Can Game Creators Really "End" Their Games?

For years, Japanese gamers have enjoyed the Momotaro Dentetsu series of train-themed, board game-style video games. If all good things must come to an end, it sounds like Momotaro Dentetsu is finished. Kaput.

Earlier this year, Akira Sakuma (not pictured), who created Momotaro Dentetsu, said he would "end" Momotaro Dentetsu if Konami, who enveloped the game's previous publisher, brought in new staffers and dissolved the development team.

Sakuma has decided that he can't go on with the series, and the 60-year-old game creator said that he would not be making any more. The upcoming cell phone version will be the last Momotaro Dentetsu.

Of course, Konami owns the rights to the games, and knowing Konami, there will probably be another Momotaro Dentetsu eventually. Fans of the series want to play games that Sakuma developed and without him, it's just not Momotaro Dentetsu.

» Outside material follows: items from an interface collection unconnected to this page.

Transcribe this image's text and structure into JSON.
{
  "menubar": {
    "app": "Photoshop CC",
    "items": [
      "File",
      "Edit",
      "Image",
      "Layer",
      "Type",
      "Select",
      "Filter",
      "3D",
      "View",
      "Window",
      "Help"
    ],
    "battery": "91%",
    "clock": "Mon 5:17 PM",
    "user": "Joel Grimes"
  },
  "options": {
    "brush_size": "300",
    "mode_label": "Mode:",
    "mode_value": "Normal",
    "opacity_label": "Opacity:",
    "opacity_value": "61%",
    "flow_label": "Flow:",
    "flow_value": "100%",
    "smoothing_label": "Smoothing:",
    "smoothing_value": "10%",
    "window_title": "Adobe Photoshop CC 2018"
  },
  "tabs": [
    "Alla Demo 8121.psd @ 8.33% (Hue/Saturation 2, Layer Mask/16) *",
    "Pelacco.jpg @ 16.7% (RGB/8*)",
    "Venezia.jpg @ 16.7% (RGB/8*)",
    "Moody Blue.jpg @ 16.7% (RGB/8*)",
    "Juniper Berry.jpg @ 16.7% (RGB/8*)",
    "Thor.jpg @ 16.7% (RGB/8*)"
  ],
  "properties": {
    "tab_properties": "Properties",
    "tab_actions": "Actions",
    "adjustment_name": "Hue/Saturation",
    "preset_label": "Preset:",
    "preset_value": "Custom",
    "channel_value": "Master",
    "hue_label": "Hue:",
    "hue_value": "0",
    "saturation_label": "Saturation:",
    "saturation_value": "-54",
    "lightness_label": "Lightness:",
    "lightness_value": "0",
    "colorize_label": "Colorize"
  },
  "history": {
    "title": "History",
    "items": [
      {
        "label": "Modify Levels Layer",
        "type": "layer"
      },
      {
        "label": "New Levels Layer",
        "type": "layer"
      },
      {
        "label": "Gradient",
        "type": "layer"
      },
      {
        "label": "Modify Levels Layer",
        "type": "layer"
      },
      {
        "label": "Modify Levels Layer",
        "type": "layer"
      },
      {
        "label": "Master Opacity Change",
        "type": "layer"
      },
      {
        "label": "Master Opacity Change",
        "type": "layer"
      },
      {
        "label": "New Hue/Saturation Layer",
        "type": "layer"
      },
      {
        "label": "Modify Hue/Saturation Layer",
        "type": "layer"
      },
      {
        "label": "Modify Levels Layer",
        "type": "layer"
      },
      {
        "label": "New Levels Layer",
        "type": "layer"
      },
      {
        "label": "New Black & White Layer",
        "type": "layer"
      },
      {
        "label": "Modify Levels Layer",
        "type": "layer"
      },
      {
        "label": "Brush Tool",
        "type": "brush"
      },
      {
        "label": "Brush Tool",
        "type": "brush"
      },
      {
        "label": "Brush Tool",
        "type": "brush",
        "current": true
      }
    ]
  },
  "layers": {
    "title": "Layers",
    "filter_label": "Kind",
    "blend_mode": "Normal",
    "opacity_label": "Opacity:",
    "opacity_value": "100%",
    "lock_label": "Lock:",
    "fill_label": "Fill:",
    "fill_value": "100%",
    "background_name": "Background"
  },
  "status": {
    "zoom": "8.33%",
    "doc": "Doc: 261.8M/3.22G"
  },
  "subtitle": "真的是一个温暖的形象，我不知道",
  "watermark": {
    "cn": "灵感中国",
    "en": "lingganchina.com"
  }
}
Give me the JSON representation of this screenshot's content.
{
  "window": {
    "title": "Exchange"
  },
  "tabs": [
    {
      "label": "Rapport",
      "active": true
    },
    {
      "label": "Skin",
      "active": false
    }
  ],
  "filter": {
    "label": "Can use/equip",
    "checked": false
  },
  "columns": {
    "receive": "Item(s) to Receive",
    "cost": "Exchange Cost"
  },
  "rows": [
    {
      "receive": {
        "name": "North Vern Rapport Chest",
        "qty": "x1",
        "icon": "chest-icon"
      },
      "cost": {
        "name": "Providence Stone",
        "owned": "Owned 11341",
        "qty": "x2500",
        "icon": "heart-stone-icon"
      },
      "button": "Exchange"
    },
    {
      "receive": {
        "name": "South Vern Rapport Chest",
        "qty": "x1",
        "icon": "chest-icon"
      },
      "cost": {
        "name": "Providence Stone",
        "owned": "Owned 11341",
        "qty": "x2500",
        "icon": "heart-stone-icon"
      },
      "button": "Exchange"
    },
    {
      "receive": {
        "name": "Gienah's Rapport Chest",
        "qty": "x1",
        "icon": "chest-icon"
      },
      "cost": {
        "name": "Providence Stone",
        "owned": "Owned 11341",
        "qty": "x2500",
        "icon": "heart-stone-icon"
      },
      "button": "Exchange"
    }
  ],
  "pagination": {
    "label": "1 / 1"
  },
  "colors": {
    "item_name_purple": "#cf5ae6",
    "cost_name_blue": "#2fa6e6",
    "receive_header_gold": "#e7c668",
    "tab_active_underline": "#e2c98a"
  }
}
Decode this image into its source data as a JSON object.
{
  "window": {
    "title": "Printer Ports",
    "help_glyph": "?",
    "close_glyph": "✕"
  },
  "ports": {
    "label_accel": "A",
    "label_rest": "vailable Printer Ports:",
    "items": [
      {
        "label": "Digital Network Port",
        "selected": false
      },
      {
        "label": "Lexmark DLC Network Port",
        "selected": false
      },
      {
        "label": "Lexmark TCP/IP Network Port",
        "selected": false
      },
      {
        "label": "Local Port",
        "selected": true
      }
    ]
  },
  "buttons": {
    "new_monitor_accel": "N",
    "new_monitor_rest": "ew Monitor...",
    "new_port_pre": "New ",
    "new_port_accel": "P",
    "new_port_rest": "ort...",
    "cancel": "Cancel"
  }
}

Most game designers don't own the characters they create as those characters are the property of the studio or publisher. So can game creators really "end" a series? Even if Hideo Kojima left Konami, there would still be Metal Gear. Even if Shigeru Miyamoto left Nintendo, there would still be Mario. There's too much money at stake to not make these games.

さくまあきら氏 「もう桃鉄は作らない」 [痛いニュース]